London’s finest gray skies gracefully appeared for the King’s Cycling Tour with Swapfiets, where a dozen or so of King’s bike enthusiasts came together to share the experience of cycling in the heart of the city. It offered an opportunity for more experienced cyclists to explore sneak routes and access options to King’s campuses, but especially for those unaccustomed to the hustle and bustle of city life, it was meant to allay the fear of this and showcase the joy and convenience of cycling in London. Members of the King’s Cycling Club (KCC) committee guided the group from the Swapfiets store in Spitalfields West through the back streets of the Barbican, down to the magnificent Strand campus, south across the river and then through the infamous Stamford Street directly to Guy’s campus and back to Swapfiets: A truly sustainable trip around the great King’s College campuses dotted all over the city.
The mission of this collaboration between the King’s Sustainability Team and the King’s Cycling Club was to eradicate the fear of cycling among the big “boys,” the trucks, the cabs, the buses, as well as jaywalkers, unpredictable Deliveroo drivers, and electric scooters; in other words, the plethora of potentially disheartening factors that might prevent students and faculty alike from cycling in and around the city. Prior to our adventure, the group gathered for a team meeting discussing the rules and guidelines on how to cycle safely in the city, ensuring that everyone was up to speed on cycling etiquette, obeying the rules of the road, and instilling confidence in cyclists that they have a right to ride on the road. And off they went. The Swapfiets city bikes rolled smoothly and adapted perfectly to the riders’ abilities. To adhere to the traffic-friendly rules established, the group was split into two, with one rider following shortly behind the other on their bike. When arriving back at the store, the group was in high spirits. It seemed like everyone was more confident in their abilities as urban cyclists, and even those who had less experience with biking seemed undeterred, rather encouraged to bike more. This Sustainability Event thus embodied the KCC’s beliefs that the best way to get around the city is by bicycle, not least for reasons of accessibility and sustainability, and that this opportunity should not be hindered by the challenge of cycling in one of the world’s busiest cities, but rather inspired to cycle appropriately and safely.

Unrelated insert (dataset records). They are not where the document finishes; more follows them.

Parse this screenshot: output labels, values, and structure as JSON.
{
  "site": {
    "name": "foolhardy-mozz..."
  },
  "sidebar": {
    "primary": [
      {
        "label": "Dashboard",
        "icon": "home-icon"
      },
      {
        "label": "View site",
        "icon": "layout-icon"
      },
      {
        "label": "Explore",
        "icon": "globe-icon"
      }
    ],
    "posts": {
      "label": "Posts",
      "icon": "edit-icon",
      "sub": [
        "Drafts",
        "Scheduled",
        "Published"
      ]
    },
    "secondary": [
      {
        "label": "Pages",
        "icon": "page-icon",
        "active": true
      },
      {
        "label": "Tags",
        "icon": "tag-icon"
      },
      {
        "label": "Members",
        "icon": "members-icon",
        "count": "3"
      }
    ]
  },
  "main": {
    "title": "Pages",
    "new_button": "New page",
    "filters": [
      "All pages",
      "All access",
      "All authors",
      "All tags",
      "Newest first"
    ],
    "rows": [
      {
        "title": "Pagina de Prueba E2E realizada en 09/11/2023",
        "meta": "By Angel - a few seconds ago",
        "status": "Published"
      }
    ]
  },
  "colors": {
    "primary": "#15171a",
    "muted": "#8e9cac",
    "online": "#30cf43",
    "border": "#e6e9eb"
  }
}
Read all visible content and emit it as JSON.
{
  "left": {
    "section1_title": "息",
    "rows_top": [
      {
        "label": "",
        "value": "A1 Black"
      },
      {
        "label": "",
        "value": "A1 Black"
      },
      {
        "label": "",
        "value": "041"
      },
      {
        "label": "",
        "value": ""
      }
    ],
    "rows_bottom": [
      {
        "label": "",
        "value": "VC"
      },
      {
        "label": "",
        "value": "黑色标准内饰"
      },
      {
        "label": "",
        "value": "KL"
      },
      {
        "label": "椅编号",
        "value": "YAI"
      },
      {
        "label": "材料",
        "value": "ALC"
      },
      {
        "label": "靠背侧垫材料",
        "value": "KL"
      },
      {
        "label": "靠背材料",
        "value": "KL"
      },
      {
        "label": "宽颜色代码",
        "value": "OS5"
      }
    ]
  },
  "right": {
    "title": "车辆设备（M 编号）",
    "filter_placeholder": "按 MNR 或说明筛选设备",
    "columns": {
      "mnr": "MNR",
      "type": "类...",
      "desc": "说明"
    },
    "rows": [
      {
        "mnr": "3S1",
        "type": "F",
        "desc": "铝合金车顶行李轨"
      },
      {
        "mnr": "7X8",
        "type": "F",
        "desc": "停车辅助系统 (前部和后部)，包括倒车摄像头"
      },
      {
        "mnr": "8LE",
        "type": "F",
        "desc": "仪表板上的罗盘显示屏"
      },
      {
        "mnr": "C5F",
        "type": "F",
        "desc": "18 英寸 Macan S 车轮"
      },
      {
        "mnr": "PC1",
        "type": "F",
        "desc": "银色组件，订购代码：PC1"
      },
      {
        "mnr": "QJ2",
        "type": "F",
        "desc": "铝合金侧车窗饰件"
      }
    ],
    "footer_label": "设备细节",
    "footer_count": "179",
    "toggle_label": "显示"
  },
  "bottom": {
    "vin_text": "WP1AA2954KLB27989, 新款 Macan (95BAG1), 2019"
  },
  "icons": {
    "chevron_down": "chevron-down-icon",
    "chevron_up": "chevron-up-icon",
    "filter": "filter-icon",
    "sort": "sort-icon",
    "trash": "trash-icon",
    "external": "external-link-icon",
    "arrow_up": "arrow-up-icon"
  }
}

Cycling is a fantastic way to get active and get around London. As a collaborative event, the King’s Experience Ride forms part of the wider King’s Climate Action Network and its King’s Cycling Project. The latter works mainly on three goals. Firstly, through communication with King’s Residences and Campus Operation Teams, abandoned bicycles are located, assessed and donated to charities, as well as returned to the King’s community in order to make personal transport more climate neutral. Each year, more than 50 bicycles are left on campus and at King’s residences. This has led to a review of cycling at King’s, and the redistribution of these bikes is thus a major focus of the project. Further, it seeks to raise awareness of King’s facilities to educate staff and students who wish to bike on how to access and implement this option for them. Finally, and as the broader framework in which the event explained above also sits, the goal is to promote bicycling as a carbon-neutral, enjoyable, and independent active transportation option for students, staff, and visitors at King’s.
Lukas, a third-year International Relations student and Cycling Project Coordinator for King’s Climate Action Network, said, “It’s sad to think of how many bikes are left abandoned on our campuses when, at the same time, we realize that there are plenty of students who would love to cycle but can’t afford to do so. This is why I’m excited about our King’s Cycling Project, which not only allows us to offer students the opportunity to experience cycling in London and breathe new life into old bikes, but also helps to make individual transport more accessible, sustainable and independent.”
If you would like to get involved with the King’s Climate Action Network, visit the website to find out more.